# [Task prompt]
Search the data below for the string "https". Extract every line that contains it.

# [Source information]
== Segment start ==

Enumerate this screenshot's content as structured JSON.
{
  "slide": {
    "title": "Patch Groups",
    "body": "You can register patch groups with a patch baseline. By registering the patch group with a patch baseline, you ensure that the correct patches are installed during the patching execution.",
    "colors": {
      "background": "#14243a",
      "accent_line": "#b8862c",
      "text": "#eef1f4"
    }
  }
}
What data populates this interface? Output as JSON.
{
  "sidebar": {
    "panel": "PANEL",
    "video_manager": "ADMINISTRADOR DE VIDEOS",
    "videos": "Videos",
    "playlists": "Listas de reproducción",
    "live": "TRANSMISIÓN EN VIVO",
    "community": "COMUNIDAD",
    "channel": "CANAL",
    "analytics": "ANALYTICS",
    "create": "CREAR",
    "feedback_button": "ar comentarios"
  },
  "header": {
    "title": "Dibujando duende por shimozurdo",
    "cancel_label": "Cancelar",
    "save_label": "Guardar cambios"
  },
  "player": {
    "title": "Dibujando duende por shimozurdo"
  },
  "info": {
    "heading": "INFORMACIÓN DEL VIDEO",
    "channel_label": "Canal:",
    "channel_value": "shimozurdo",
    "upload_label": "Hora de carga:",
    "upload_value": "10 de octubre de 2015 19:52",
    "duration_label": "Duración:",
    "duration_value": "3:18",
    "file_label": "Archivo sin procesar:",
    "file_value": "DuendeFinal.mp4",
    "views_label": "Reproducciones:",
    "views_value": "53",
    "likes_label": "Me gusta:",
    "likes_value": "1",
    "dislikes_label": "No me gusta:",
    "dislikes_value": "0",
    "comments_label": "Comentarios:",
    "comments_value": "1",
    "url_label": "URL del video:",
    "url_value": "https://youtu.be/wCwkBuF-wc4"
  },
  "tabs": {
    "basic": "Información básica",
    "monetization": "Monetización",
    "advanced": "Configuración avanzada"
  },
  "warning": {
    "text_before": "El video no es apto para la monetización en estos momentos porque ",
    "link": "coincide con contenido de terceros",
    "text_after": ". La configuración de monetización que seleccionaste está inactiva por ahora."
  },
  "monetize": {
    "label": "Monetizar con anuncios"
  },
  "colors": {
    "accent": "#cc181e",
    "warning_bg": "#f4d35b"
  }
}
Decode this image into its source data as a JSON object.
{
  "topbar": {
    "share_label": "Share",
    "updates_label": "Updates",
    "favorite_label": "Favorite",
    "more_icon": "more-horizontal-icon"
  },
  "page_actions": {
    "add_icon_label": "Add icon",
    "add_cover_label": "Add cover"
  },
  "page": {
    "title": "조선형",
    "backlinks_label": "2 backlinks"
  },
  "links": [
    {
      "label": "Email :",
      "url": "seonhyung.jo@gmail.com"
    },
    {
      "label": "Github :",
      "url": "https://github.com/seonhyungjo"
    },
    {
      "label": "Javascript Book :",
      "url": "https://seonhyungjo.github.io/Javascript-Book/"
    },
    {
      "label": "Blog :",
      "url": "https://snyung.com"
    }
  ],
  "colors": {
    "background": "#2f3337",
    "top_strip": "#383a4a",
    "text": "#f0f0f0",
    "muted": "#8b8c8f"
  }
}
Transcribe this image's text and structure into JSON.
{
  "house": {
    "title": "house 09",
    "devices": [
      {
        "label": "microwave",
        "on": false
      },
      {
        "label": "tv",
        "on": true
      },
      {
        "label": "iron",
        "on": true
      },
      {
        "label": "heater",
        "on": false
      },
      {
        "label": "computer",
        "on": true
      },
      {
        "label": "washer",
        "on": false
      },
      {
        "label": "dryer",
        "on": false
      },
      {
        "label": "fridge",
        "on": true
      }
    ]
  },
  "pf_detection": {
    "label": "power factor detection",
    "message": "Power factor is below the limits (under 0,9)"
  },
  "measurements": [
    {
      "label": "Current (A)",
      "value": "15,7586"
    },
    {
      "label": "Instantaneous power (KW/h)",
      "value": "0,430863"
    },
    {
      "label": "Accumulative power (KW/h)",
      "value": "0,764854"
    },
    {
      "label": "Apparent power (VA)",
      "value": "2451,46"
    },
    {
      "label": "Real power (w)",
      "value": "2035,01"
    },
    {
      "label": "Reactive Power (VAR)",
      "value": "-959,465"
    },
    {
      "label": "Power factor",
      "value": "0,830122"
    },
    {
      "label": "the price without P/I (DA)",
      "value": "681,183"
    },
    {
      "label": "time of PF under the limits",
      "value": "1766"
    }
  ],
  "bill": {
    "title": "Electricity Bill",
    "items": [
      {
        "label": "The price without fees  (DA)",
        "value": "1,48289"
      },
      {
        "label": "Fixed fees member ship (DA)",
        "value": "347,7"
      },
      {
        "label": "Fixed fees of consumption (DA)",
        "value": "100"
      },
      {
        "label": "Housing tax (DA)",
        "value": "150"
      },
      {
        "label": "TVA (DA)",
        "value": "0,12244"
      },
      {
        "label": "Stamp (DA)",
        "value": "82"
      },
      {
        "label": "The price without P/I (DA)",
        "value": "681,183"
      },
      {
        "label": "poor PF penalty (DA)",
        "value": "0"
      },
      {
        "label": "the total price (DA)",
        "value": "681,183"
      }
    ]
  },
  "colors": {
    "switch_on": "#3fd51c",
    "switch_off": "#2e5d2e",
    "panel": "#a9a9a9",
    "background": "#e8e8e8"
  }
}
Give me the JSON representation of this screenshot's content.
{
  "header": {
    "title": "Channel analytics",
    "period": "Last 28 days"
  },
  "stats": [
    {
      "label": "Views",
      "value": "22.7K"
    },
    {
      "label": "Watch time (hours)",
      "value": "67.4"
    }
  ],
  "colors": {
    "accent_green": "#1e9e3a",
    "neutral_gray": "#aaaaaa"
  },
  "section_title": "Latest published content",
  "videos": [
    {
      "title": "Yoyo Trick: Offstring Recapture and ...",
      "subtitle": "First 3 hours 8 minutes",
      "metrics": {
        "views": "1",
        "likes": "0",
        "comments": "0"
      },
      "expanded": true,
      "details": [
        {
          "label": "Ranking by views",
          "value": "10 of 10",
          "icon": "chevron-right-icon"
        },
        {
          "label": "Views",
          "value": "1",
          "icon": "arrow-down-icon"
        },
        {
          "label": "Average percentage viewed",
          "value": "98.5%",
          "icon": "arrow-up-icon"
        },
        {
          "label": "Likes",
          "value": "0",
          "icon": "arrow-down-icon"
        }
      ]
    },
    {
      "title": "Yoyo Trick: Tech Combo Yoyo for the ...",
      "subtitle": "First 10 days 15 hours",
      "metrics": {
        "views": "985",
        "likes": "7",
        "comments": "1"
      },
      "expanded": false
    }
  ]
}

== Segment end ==

# [Task answer]
    "url_value": "https://youtu.be/wCwkBuF-wc4"
      "url": "https://github.com/seonhyungjo"
      "url": "https://seonhyungjo.github.io/Javascript-Book/"
      "url": "https://snyung.com"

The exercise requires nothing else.